### WORK ORDER
Set down each line of the data below exactly.

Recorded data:
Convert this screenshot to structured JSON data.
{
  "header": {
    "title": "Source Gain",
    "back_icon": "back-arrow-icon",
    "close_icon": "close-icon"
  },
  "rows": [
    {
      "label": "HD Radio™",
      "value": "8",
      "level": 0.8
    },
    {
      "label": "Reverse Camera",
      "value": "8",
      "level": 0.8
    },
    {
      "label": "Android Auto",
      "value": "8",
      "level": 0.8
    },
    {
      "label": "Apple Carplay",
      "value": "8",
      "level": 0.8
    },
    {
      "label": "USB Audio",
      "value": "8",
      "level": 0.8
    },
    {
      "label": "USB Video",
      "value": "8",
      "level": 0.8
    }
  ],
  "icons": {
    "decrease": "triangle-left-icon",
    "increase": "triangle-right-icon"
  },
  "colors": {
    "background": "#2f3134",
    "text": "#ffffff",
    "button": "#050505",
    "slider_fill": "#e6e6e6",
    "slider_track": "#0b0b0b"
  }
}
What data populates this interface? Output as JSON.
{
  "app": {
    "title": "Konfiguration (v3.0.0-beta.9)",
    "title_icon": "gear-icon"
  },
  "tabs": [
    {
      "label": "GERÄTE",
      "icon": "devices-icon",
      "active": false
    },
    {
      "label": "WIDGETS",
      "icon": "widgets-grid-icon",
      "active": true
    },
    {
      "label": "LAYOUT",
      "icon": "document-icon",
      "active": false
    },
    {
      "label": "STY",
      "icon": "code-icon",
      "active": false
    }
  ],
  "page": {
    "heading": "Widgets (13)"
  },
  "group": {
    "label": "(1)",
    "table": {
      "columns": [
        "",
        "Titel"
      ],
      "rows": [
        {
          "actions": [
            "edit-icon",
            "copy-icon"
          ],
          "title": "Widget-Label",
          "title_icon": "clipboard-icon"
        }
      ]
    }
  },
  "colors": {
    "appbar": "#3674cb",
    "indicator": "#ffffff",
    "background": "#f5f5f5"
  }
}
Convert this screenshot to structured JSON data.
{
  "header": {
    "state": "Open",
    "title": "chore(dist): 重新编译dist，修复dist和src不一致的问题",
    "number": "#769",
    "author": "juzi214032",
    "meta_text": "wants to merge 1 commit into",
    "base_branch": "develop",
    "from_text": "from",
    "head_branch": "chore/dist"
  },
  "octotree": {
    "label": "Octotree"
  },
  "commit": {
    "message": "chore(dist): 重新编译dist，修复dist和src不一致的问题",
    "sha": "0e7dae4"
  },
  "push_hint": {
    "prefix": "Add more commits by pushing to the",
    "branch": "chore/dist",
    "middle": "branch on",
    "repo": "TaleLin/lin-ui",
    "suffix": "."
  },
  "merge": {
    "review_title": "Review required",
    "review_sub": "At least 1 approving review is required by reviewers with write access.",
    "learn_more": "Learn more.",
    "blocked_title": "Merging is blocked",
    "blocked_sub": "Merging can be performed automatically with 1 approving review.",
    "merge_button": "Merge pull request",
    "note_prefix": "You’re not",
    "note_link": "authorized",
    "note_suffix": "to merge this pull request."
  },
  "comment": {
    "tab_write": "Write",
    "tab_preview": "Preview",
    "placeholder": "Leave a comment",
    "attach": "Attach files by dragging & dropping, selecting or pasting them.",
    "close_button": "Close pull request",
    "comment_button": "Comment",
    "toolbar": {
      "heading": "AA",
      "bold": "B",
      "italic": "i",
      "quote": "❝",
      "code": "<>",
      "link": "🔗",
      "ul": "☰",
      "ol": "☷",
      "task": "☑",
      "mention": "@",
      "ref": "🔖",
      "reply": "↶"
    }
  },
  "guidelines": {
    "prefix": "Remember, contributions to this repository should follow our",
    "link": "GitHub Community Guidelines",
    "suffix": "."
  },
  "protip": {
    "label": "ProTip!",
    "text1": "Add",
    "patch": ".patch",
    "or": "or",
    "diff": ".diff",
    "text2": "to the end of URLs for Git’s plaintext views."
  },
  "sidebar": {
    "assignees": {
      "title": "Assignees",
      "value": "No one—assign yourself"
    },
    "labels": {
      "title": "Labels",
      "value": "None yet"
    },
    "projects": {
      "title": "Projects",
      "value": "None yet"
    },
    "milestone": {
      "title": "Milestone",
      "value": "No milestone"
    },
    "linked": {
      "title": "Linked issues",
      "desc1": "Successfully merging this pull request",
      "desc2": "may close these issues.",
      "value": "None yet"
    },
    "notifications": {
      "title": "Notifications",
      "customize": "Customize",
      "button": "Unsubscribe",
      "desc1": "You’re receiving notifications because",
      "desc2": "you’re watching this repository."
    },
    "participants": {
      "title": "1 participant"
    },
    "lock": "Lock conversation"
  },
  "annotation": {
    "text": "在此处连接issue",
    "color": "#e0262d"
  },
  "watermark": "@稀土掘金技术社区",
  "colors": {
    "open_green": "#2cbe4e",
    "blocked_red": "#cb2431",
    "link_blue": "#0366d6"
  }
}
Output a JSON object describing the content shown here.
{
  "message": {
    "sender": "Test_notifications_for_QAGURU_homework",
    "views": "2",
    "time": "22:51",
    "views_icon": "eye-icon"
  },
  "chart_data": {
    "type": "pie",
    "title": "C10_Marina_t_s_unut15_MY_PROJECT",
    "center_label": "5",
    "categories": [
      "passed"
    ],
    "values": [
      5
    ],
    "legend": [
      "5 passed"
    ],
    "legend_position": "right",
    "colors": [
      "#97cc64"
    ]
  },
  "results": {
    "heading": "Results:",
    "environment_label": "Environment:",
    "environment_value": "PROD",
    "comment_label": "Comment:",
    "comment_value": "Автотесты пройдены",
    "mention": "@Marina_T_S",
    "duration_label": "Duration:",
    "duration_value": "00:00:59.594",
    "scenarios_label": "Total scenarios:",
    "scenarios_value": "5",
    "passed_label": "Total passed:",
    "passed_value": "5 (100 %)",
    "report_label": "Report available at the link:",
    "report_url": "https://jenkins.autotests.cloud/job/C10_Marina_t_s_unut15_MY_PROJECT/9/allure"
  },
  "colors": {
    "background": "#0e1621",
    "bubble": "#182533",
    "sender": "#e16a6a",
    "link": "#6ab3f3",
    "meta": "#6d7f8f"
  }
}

### REPLY
Convert this screenshot to structured JSON data.
{
  "header": {
    "title": "Source Gain",
    "back_icon": "back-arrow-icon",
    "close_icon": "close-icon"
  },
  "rows": [
    {
      "label": "HD Radio™",
      "value": "8",
      "level": 0.8
    },
    {
      "label": "Reverse Camera",
      "value": "8",
      "level": 0.8
    },
    {
      "label": "Android Auto",
      "value": "8",
      "level": 0.8
    },
    {
      "label": "Apple Carplay",
      "value": "8",
      "level": 0.8
    },
    {
      "label": "USB Audio",
      "value": "8",
      "level": 0.8
    },
    {
      "label": "USB Video",
      "value": "8",
      "level": 0.8
    }
  ],
  "icons": {
    "decrease": "triangle-left-icon",
    "increase": "triangle-right-icon"
  },
  "colors": {
    "background": "#2f3134",
    "text": "#ffffff",
    "button": "#050505",
    "slider_fill": "#e6e6e6",
    "slider_track": "#0b0b0b"
  }
}
What data populates this interface? Output as JSON.
{
  "app": {
    "title": "Konfiguration (v3.0.0-beta.9)",
    "title_icon": "gear-icon"
  },
  "tabs": [
    {
      "label": "GERÄTE",
      "icon": "devices-icon",
      "active": false
    },
    {
      "label": "WIDGETS",
      "icon": "widgets-grid-icon",
      "active": true
    },
    {
      "label": "LAYOUT",
      "icon": "document-icon",
      "active": false
    },
    {
      "label": "STY",
      "icon": "code-icon",
      "active": false
    }
  ],
  "page": {
    "heading": "Widgets (13)"
  },
  "group": {
    "label": "(1)",
    "table": {
      "columns": [
        "",
        "Titel"
      ],
      "rows": [
        {
          "actions": [
            "edit-icon",
            "copy-icon"
          ],
          "title": "Widget-Label",
          "title_icon": "clipboard-icon"
        }
      ]
    }
  },
  "colors": {
    "appbar": "#3674cb",
    "indicator": "#ffffff",
    "background": "#f5f5f5"
  }
}
Convert this screenshot to structured JSON data.
{
  "header": {
    "state": "Open",
    "title": "chore(dist): 重新编译dist，修复dist和src不一致的问题",
    "number": "#769",
    "author": "juzi214032",
    "meta_text": "wants to merge 1 commit into",
    "base_branch": "develop",
    "from_text": "from",
    "head_branch": "chore/dist"
  },
  "octotree": {
    "label": "Octotree"
  },
  "commit": {
    "message": "chore(dist): 重新编译dist，修复dist和src不一致的问题",
    "sha": "0e7dae4"
  },
  "push_hint": {
    "prefix": "Add more commits by pushing to the",
    "branch": "chore/dist",
    "middle": "branch on",
    "repo": "TaleLin/lin-ui",
    "suffix": "."
  },
  "merge": {
    "review_title": "Review required",
    "review_sub": "At least 1 approving review is required by reviewers with write access.",
    "learn_more": "Learn more.",
    "blocked_title": "Merging is blocked",
    "blocked_sub": "Merging can be performed automatically with 1 approving review.",
    "merge_button": "Merge pull request",
    "note_prefix": "You’re not",
    "note_link": "authorized",
    "note_suffix": "to merge this pull request."
  },
  "comment": {
    "tab_write": "Write",
    "tab_preview": "Preview",
    "placeholder": "Leave a comment",
    "attach": "Attach files by dragging & dropping, selecting or pasting them.",
    "close_button": "Close pull request",
    "comment_button": "Comment",
    "toolbar": {
      "heading": "AA",
      "bold": "B",
      "italic": "i",
      "quote": "❝",
      "code": "<>",
      "link": "🔗",
      "ul": "☰",
      "ol": "☷",
      "task": "☑",
      "mention": "@",
      "ref": "🔖",
      "reply": "↶"
    }
  },
  "guidelines": {
    "prefix": "Remember, contributions to this repository should follow our",
    "link": "GitHub Community Guidelines",
    "suffix": "."
  },
  "protip": {
    "label": "ProTip!",
    "text1": "Add",
    "patch": ".patch",
    "or": "or",
    "diff": ".diff",
    "text2": "to the end of URLs for Git’s plaintext views."
  },
  "sidebar": {
    "assignees": {
      "title": "Assignees",
      "value": "No one—assign yourself"
    },
    "labels": {
      "title": "Labels",
      "value": "None yet"
    },
    "projects": {
      "title": "Projects",
      "value": "None yet"
    },
    "milestone": {
      "title": "Milestone",
      "value": "No milestone"
    },
    "linked": {
      "title": "Linked issues",
      "desc1": "Successfully merging this pull request",
      "desc2": "may close these issues.",
      "value": "None yet"
    },
    "notifications": {
      "title": "Notifications",
      "customize": "Customize",
      "button": "Unsubscribe",
      "desc1": "You’re receiving notifications because",
      "desc2": "you’re watching this repository."
    },
    "participants": {
      "title": "1 participant"
    },
    "lock": "Lock conversation"
  },
  "annotation": {
    "text": "在此处连接issue",
    "color": "#e0262d"
  },
  "watermark": "@稀土掘金技术社区",
  "colors": {
    "open_green": "#2cbe4e",
    "blocked_red": "#cb2431",
    "link_blue": "#0366d6"
  }
}
Output a JSON object describing the content shown here.
{
  "message": {
    "sender": "Test_notifications_for_QAGURU_homework",
    "views": "2",
    "time": "22:51",
    "views_icon": "eye-icon"
  },
  "chart_data": {
    "type": "pie",
    "title": "C10_Marina_t_s_unut15_MY_PROJECT",
    "center_label": "5",
    "categories": [
      "passed"
    ],
    "values": [
      5
    ],
    "legend": [
      "5 passed"
    ],
    "legend_position": "right",
    "colors": [
      "#97cc64"
    ]
  },
  "results": {
    "heading": "Results:",
    "environment_label": "Environment:",
    "environment_value": "PROD",
    "comment_label": "Comment:",
    "comment_value": "Автотесты пройдены",
    "mention": "@Marina_T_S",
    "duration_label": "Duration:",
    "duration_value": "00:00:59.594",
    "scenarios_label": "Total scenarios:",
    "scenarios_value": "5",
    "passed_label": "Total passed:",
    "passed_value": "5 (100 %)",
    "report_label": "Report available at the link:",
    "report_url": "https://jenkins.autotests.cloud/job/C10_Marina_t_s_unut15_MY_PROJECT/9/allure"
  },
  "colors": {
    "background": "#0e1621",
    "bubble": "#182533",
    "sender": "#e16a6a",
    "link": "#6ab3f3",
    "meta": "#6d7f8f"
  }
}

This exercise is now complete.